An innovative, synthesizing analysis of the land use problems posed by environmental and other social needs, intended for corporate and public managers and the public policy experts who advise them.

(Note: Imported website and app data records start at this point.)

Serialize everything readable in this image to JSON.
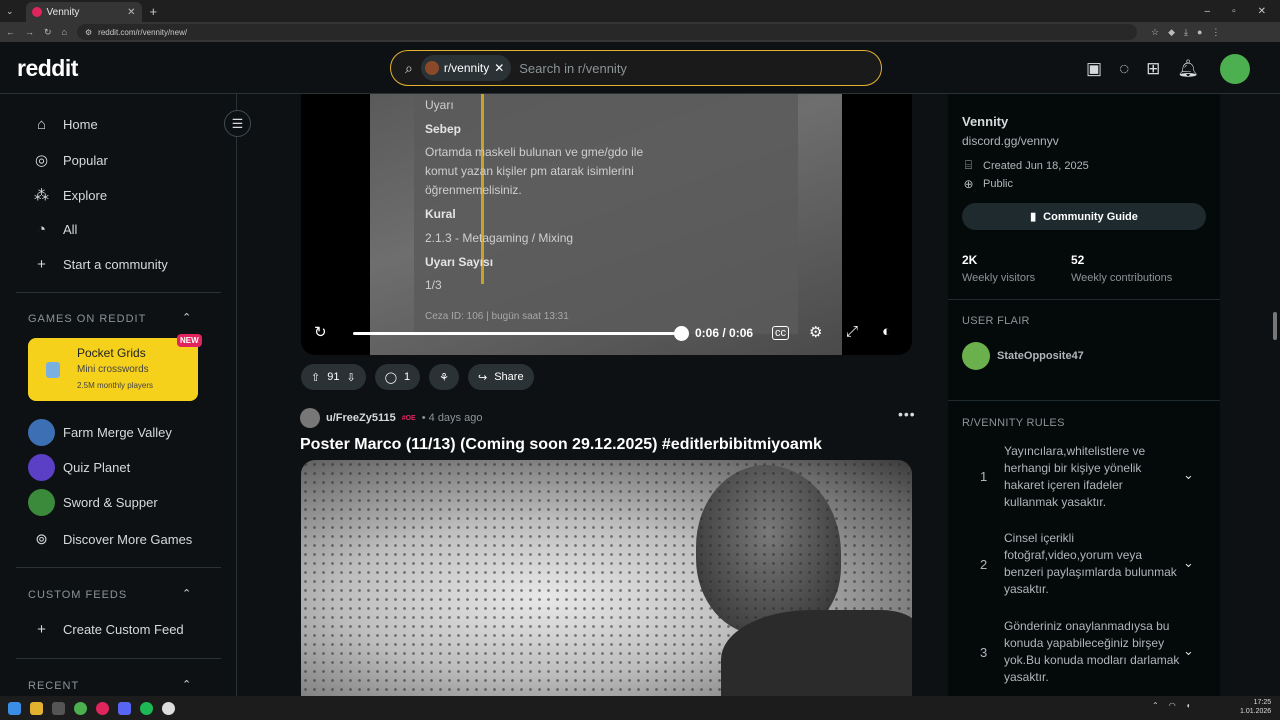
{
  "browser": {
    "tab_title": "Vennity",
    "url": "reddit.com/r/vennity/new/",
    "new_tab": "+"
  },
  "header": {
    "logo": "reddit",
    "search_chip": "r/vennity",
    "search_placeholder": "Search in r/vennity"
  },
  "sidebar": {
    "nav": [
      {
        "label": "Home",
        "icon": "home-icon"
      },
      {
        "label": "Popular",
        "icon": "popular-icon"
      },
      {
        "label": "Explore",
        "icon": "explore-icon"
      },
      {
        "label": "All",
        "icon": "all-icon"
      },
      {
        "label": "Start a community",
        "icon": "plus-icon"
      }
    ],
    "games_title": "GAMES ON REDDIT",
    "promo": {
      "title": "Pocket Grids",
      "subtitle": "Mini crosswords",
      "meta": "2.5M monthly players",
      "badge": "NEW"
    },
    "games": [
      "Farm Merge Valley",
      "Quiz Planet",
      "Sword & Supper",
      "Discover More Games"
    ],
    "custom_feeds_title": "CUSTOM FEEDS",
    "create_feed": "Create Custom Feed",
    "recent_title": "RECENT"
  },
  "video": {
    "lines": [
      {
        "text": "Uyarı",
        "bold": false
      },
      {
        "text": "Sebep",
        "bold": true
      },
      {
        "text": "Ortamda maskeli bulunan ve gme/gdo ile",
        "bold": false
      },
      {
        "text": "komut yazan kişiler pm atarak isimlerini",
        "bold": false
      },
      {
        "text": "öğrenmemelisiniz.",
        "bold": false
      },
      {
        "text": "Kural",
        "bold": true
      },
      {
        "text": "2.1.3 - Metagaming / Mixing",
        "bold": false
      },
      {
        "text": "Uyarı Sayısı",
        "bold": true
      },
      {
        "text": "1/3",
        "bold": false
      }
    ],
    "footer": "Ceza ID: 106 | bugün saat 13:31",
    "time": "0:06 / 0:06",
    "progress": 1.0
  },
  "post1_actions": {
    "votes": "91",
    "comments": "1",
    "share": "Share"
  },
  "post2": {
    "user": "u/FreeZy5115",
    "flair": "#OE",
    "time": "• 4 days ago",
    "title": "Poster Marco (11/13) (Coming soon 29.12.2025) #editlerbibitmiyoamk"
  },
  "rightbar": {
    "name": "Vennity",
    "desc": "discord.gg/vennyv",
    "created": "Created Jun 18, 2025",
    "visibility": "Public",
    "guide": "Community Guide",
    "stats": [
      {
        "value": "2K",
        "label": "Weekly visitors"
      },
      {
        "value": "52",
        "label": "Weekly contributions"
      }
    ],
    "user_flair_title": "USER FLAIR",
    "flair_name": "StateOpposite47",
    "rules_title": "R/VENNITY RULES",
    "rules": [
      {
        "n": "1",
        "text": "Yayıncılara,whitelistlere ve herhangi bir kişiye yönelik hakaret içeren ifadeler kullanmak yasaktır."
      },
      {
        "n": "2",
        "text": "Cinsel içerikli fotoğraf,video,yorum veya benzeri paylaşımlarda bulunmak yasaktır."
      },
      {
        "n": "3",
        "text": "Gönderiniz onaylanmadıysa bu konuda yapabileceğiniz birşey yok.Bu konuda modları darlamak yasaktır."
      }
    ]
  },
  "taskbar": {
    "time": "17:25",
    "date": "1.01.2026"
  },
  "colors": {
    "search_border": "#e3b22f",
    "promo_bg": "#f6d11c",
    "badge": "#e0245e"
  }
}
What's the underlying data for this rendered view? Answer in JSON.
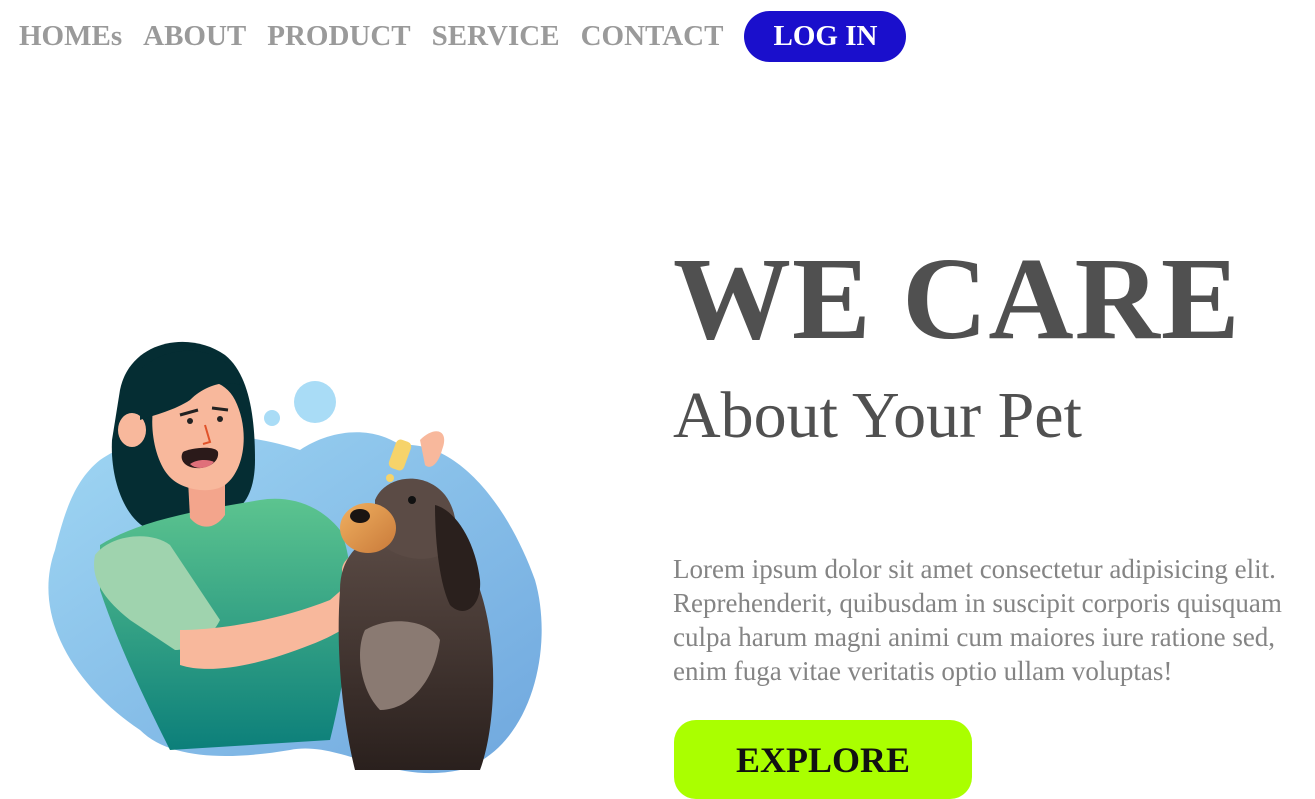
{
  "nav": {
    "items": [
      {
        "label": "HOMEs"
      },
      {
        "label": "ABOUT"
      },
      {
        "label": "PRODUCT"
      },
      {
        "label": "SERVICE"
      },
      {
        "label": "CONTACT"
      }
    ],
    "login_label": "LOG IN"
  },
  "hero": {
    "title": "WE CARE",
    "subtitle": "About Your Pet",
    "body": "Lorem ipsum dolor sit amet consectetur adipisicing elit. Reprehenderit, quibusdam in suscipit corporis quisquam culpa harum magni animi cum maiores iure ratione sed, enim fuga vitae veritatis optio ullam voluptas!",
    "explore_label": "EXPLORE"
  },
  "colors": {
    "nav_text": "#9a9a9a",
    "login_bg": "#1a0fcc",
    "heading_text": "#505050",
    "body_text": "#848484",
    "explore_bg": "#aaff00"
  },
  "illustration": {
    "name": "woman-giving-dog-ear-drops"
  }
}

Unlike many who separate environmental from other social issues in their analyses of the locally unwanted land use (LULU) problem, O'Looney argues that the issues are really connected and must be addressed jointly. He frames the question this way: What is the appropriate distribution of land development rights and responsibilities overall?, then offers an answer based on Madison's conception of property and Jefferson's ideas about small-scale democracy. In doing so O'Looney examines the ideological roots of the NIMBY-LULU problem and the various zoning, land-use, and antidiscrimination policies that have been created to solve it. A thoughtful study for corporate and public executives, who need new ways to reconcile economic development with other social needs, and an innovative, challenging analysis for the public policy experts and political scientists who advise them.